LESSON - Five Ways Data Warehouses Can Promote Visual Problem-Solving
By Dan Everett, Product Marketing, Hyperion Solutions Corporation
Ask a group of executives whether they consider themselves visual thinkers, and most will answer “Yes,” excited you’ve divined one of their core character strengths. Visual thinking is one of the most powerful ways to solve problems.
It’s unfortunate, then, that popular business intelligence products do so little to embrace visual analysis. Most reporting and analysis products suffer from five fundamental visual design flaws that defeat problem solving. This article will discuss these flaws and introduce best practice solutions.
1. Show Multi-Dimensional Relationships
The effectiveness of data warehouses is ultimately constrained by the success of their interfaces. Yet most interfaces struggle to present even two or three dimensions of a business problem effectively. To be effective, interfaces should be designed to display multi-dimensional problems to business people in a compelling way.
2. Provide Customizable Views of Business Problems
Software vendors like to boast about the large number of canned charting templates in their reporting packages. Yet no number of templates is sufficient to provide all business users with answers to all of their particular questions. The best practice solution to such problems is to give people the ability to easily build custom views using a front-end interface with drag-and-drop functionality, to create the visual analyses they need to answer the particular questions of their departments—without being constrained by templates.
3. Combine Querying and Visual Analysis into a Unified Process
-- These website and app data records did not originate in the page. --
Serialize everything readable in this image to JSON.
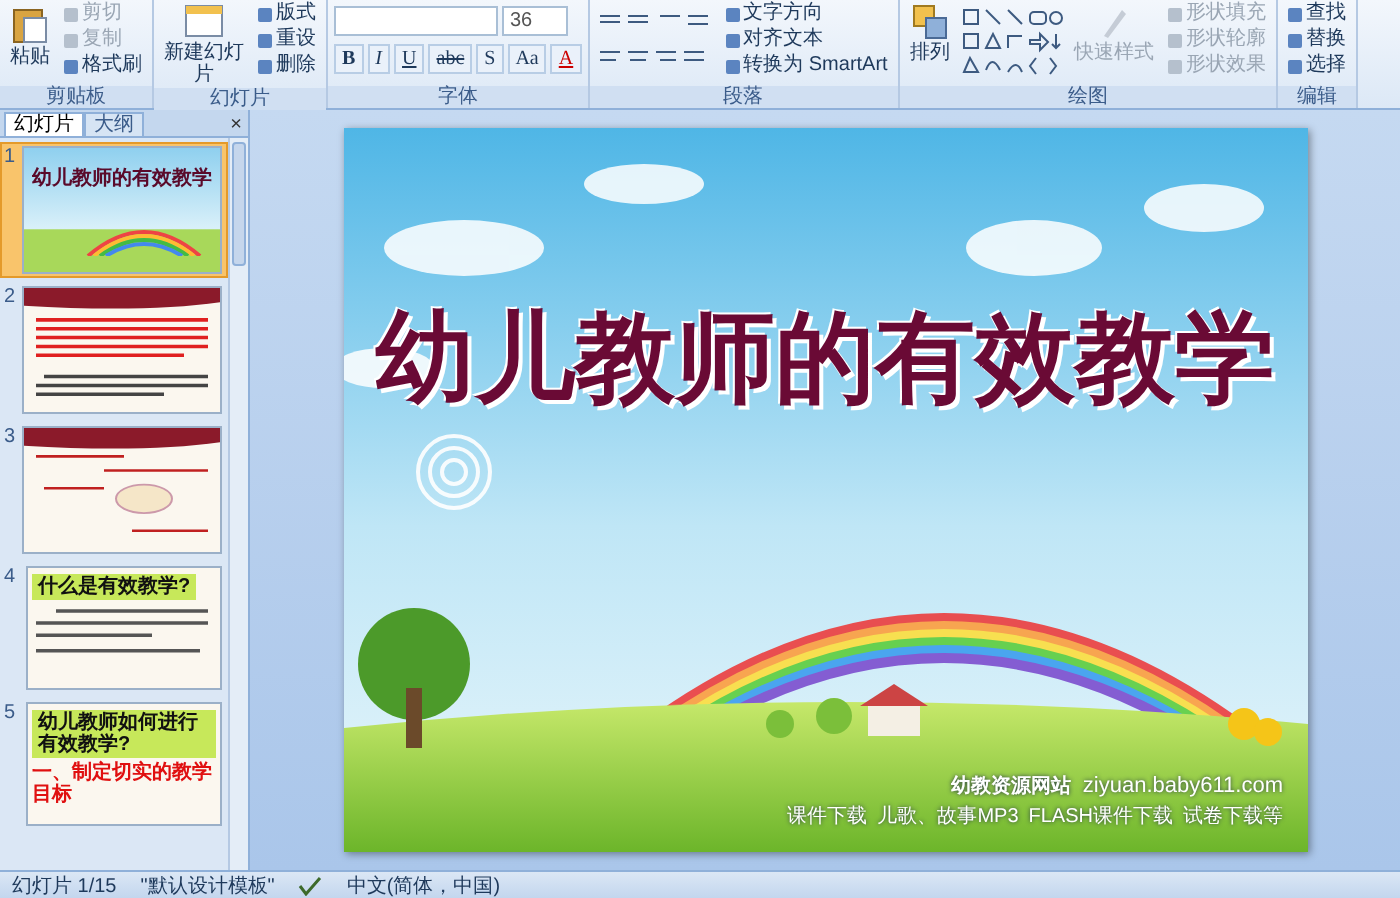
{
  "ribbon": {
    "groups": [
      {
        "kind": "clipboard",
        "label": "剪贴板",
        "big": "粘贴",
        "items": [
          {
            "text": "剪切",
            "disabled": true
          },
          {
            "text": "复制",
            "disabled": true
          },
          {
            "text": "格式刷",
            "disabled": false
          }
        ]
      },
      {
        "kind": "slides",
        "label": "幻灯片",
        "big": "新建幻灯片",
        "items": [
          {
            "text": "版式",
            "disabled": false
          },
          {
            "text": "重设",
            "disabled": false
          },
          {
            "text": "删除",
            "disabled": false
          }
        ]
      },
      {
        "kind": "font",
        "label": "字体",
        "font_size": "36",
        "items": [
          {
            "text": "B",
            "disabled": false
          },
          {
            "text": "I",
            "disabled": false
          },
          {
            "text": "U",
            "disabled": false
          },
          {
            "text": "abc",
            "disabled": false
          },
          {
            "text": "S",
            "disabled": false
          },
          {
            "text": "Aa",
            "disabled": false
          },
          {
            "text": "A",
            "disabled": false
          }
        ]
      },
      {
        "kind": "paragraph",
        "label": "段落",
        "items": [
          {
            "text": "文字方向",
            "disabled": false
          },
          {
            "text": "对齐文本",
            "disabled": false
          },
          {
            "text": "转换为 SmartArt",
            "disabled": false
          }
        ]
      },
      {
        "kind": "drawing",
        "label": "绘图",
        "big": "排列",
        "items": [
          {
            "text": "快速样式",
            "disabled": true
          },
          {
            "text": "形状填充",
            "disabled": true
          },
          {
            "text": "形状轮廓",
            "disabled": true
          },
          {
            "text": "形状效果",
            "disabled": true
          }
        ]
      },
      {
        "kind": "editing",
        "label": "编辑",
        "items": [
          {
            "text": "查找",
            "disabled": false
          },
          {
            "text": "替换",
            "disabled": false
          },
          {
            "text": "选择",
            "disabled": false
          }
        ]
      }
    ]
  },
  "panel": {
    "tabs": [
      {
        "label": "幻灯片",
        "selected": true
      },
      {
        "label": "大纲",
        "selected": false
      }
    ],
    "close": "×",
    "thumbnails": [
      {
        "number": "1",
        "kind": "cover",
        "selected": true,
        "title": "幼儿教师的有效教学"
      },
      {
        "number": "2",
        "kind": "text",
        "selected": false
      },
      {
        "number": "3",
        "kind": "diagram",
        "selected": false
      },
      {
        "number": "4",
        "kind": "heading",
        "selected": false,
        "title": "什么是有效教学?"
      },
      {
        "number": "5",
        "kind": "heading",
        "selected": false,
        "title": "幼儿教师如何进行有效教学?",
        "subtitle": "一、制定切实的教学目标"
      }
    ]
  },
  "slide": {
    "title": "幼儿教师的有效教学",
    "site_name": "幼教资源网站",
    "site_url": "ziyuan.baby611.com",
    "site_links": [
      "课件下载",
      "儿歌、故事MP3",
      "FLASH课件下载",
      "试卷下载等"
    ]
  },
  "status_bar": {
    "slide": "幻灯片 1/15",
    "theme": "\"默认设计模板\"",
    "language": "中文(简体，中国)"
  }
}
Most data warehouse deployments separate the process of querying a database from the process of visualizing results. That is, problem solvers must generate queries and then conduct one-off visual analyses using a charting wizard. Hours pass before even a few basic business questions are answered. People can’t answer a series of questions if the process of creating a view of data is divorced from the process of retrieving records.
The best practice solution to this problem is to use software interfaces that unite querying and visual analysis into a single process. In these deployments, dragging and dropping data fields automatically produces both the queries and the visual results needed to progress to the next stage of analysis, enabling users to focus on the visual layouts without distracting details.
4. Support Visual Data Extraction
A considerable portion of end-user business questions involve the extraction of data. Unfortunately, most reporting and analysis front-ends suffer from a shortcoming that makes data extraction time-consuming: they separate visual analysis from data extraction. If end users are not able to “reach out and grab” data that interests them, they can’t leverage the full power of databases for their daily workflow.
The solution is to deploy interfaces that support visual extraction, selecting records or tuples from a graphical view of data and exporting them directly to another application (i.e., Excel). This type of interaction dramatically improves the productivity of knowledge workers.
5. High-Performance Warehouse
The performance of a visual analysis system is ultimately determined by the performance of enterprise data stores. All of the visual analysis best practices outlined here, for instance, require data sources fast enough for interactive analysis. Characteristics of a high-performance data store that can support visual analysis include scalability, query response, query predictability, and refresh latency.
Software interfaces that facilitate visual problem solving are becoming a successful new addition to business intelligence deployments worldwide. The common theme of successful solutions is that they enable real-time “visual analysis sessions” with data. A first view not only provides an insight (“Costs are increasing”), but also suggests additional questions (“Which products are responsible for the increase?”). Successful deployments enable people to interact immediately with the first picture required for visual problem solving at the speed of thought.
“Hyperion Visual Explorer is not just a slick way to visualize; it’s a slick way to visually analyze." Wayne Eckerson, TDWI
This article originally appeared in the issue of .